Go through the data below and copy each line where the word "icon" occurs.

(Beginning of Records shown)

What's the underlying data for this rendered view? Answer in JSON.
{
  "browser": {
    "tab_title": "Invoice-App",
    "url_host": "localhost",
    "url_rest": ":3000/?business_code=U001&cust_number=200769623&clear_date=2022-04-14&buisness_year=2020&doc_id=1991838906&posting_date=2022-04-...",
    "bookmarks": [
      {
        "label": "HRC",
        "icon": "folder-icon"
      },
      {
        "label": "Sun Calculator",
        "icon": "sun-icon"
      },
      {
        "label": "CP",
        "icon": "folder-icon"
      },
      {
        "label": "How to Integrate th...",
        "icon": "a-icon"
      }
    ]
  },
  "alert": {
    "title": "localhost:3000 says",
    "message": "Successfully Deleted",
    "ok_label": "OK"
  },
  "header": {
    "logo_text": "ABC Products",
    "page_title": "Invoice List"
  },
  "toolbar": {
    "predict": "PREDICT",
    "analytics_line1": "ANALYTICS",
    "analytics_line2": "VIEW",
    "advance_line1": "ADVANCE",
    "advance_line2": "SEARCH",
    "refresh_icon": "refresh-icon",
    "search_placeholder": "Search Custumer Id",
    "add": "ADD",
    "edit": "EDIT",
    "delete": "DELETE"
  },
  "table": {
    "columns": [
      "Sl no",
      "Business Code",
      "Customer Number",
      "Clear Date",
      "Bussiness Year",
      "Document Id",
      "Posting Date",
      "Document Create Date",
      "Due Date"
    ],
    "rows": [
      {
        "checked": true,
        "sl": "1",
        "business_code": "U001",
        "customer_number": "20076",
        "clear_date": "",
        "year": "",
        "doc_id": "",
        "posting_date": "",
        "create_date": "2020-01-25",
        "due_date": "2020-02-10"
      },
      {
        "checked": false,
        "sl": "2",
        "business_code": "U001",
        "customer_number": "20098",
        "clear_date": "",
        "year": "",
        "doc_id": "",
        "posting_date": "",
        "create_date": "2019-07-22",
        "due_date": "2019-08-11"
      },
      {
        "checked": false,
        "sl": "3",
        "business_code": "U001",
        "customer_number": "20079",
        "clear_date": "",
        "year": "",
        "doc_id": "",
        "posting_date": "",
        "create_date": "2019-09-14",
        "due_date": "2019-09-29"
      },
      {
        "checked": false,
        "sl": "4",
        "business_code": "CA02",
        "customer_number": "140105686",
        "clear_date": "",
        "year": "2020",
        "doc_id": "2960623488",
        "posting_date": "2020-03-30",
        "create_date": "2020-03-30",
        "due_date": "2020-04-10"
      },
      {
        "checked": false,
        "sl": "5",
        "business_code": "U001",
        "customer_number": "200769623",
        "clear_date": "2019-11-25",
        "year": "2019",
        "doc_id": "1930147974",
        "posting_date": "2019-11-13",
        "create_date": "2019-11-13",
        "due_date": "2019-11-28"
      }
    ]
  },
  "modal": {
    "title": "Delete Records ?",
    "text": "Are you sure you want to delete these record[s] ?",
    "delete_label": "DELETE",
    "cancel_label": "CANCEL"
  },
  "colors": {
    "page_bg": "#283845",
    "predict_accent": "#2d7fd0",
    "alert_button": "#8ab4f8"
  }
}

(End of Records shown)

**Solution:**
        "icon": "folder-icon"
        "icon": "sun-icon"
        "icon": "folder-icon"
        "icon": "a-icon"
    "refresh_icon": "refresh-icon",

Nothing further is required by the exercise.